The generation of Afghans who were in their teens when the U.S. liberated Afghanistan from the yoke of Taliban are now in their 20s and 30s. They have tasted freedom of expression and the right to peaceably assemble. Women are now members of cabinets and Afghan parliament. None of that would have happened under the Taliban. U.S. values have taken root and grown in Afghanistan, and that’s why we don’t see mass demonstrations on the streets against the U.S. or Afghan government. The new generation appreciates the fact that there is no going back, and they want to preserve what has been accomplished. These successes are a result of American soft power.
There is no correlation between the number of NATO troops and the level of peace in rural areas. In places like Helmand, where the bulk of NATO forces is concentrated, violence levels are much higher than in areas where there are no foreign troops. Why? Because in places without troops, the villagers take matters into their own hands and defend themselves against Taliban.
Afghan media reports that in the Mirzaka district of the Paktia province, village elders and tribal leaders impose hefty monetary fines on any who support or give sanctuary to insurgents. Some who violate this decree have been punished by the burning of their homes.
So, Mr. Trump, the facts strongly show that it’s time for a shift from military options to some nation-building. Yes, politically, it will be a hard sell in the U.S. Why would taxpayers support job creation in Afghanistan when their government is struggling to do the same at home?

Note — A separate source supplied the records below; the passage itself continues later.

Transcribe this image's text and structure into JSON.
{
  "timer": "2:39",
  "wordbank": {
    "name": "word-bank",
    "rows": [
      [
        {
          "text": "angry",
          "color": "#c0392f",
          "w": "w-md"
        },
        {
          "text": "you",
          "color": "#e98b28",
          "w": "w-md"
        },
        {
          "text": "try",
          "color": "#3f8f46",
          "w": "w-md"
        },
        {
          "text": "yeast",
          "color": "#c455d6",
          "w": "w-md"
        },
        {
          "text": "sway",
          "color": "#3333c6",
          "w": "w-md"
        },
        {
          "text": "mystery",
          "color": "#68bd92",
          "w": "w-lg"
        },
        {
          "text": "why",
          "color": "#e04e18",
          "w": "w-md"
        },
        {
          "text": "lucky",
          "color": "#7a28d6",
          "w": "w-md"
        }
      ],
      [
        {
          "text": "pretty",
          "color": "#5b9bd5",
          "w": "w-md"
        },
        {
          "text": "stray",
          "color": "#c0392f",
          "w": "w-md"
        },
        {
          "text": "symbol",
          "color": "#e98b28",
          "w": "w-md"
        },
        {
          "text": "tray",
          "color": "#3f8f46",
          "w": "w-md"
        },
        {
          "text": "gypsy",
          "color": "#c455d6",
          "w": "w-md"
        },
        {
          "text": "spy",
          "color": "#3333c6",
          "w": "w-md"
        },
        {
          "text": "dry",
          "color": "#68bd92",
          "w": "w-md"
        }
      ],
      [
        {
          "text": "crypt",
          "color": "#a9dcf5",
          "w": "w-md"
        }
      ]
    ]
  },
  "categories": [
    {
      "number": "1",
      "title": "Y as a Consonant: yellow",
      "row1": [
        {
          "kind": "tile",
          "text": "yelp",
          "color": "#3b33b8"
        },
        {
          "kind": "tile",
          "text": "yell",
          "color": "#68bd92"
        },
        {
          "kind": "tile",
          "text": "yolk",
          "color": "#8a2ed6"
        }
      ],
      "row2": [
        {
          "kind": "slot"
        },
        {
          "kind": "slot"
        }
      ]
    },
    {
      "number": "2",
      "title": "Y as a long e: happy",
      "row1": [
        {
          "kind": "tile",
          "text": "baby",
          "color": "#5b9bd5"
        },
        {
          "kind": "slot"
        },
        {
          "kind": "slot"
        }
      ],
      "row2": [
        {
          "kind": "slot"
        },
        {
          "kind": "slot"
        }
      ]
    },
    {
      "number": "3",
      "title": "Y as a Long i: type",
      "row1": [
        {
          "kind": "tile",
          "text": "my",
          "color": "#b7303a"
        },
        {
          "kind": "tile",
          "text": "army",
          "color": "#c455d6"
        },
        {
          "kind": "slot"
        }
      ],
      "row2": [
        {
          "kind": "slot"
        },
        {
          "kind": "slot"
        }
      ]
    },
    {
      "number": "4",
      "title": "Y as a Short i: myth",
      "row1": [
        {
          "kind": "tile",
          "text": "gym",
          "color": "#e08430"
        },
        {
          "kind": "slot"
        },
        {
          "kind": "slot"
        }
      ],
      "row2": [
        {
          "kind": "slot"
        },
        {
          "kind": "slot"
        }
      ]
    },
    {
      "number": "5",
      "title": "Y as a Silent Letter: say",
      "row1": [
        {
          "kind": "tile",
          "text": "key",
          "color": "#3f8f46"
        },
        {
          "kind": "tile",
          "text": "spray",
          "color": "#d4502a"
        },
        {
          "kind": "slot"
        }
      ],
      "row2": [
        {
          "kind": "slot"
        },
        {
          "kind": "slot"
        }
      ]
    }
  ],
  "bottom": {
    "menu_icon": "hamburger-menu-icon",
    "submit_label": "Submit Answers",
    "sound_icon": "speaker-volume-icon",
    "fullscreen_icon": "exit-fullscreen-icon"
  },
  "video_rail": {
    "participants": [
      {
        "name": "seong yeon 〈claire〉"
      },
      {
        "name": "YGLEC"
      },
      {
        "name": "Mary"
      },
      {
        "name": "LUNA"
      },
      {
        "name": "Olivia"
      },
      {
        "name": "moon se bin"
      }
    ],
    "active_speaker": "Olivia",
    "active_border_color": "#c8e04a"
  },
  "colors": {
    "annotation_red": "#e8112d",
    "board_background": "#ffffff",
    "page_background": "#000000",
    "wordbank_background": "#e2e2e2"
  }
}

But if they think of this as simply a shift in the allocation of funds that are already being spent, it makes sense. Americans did the same thing after World War II, nation-building in Japan and Germany, and it led to generations of peace that remains to this day.
Afghans must accept that this would not be a free lunch. If they fail to fulfill their responsibility to fight corruption and restore accountability, all the good will and money the U.S. can offer would fail. Afghans should prepare for more sacrifices and tighten their financial belts to help the U.S. help them.
Dropping the Mother of All Bombs may kill more insurgents, but it will do nothing to address the cause of the problem.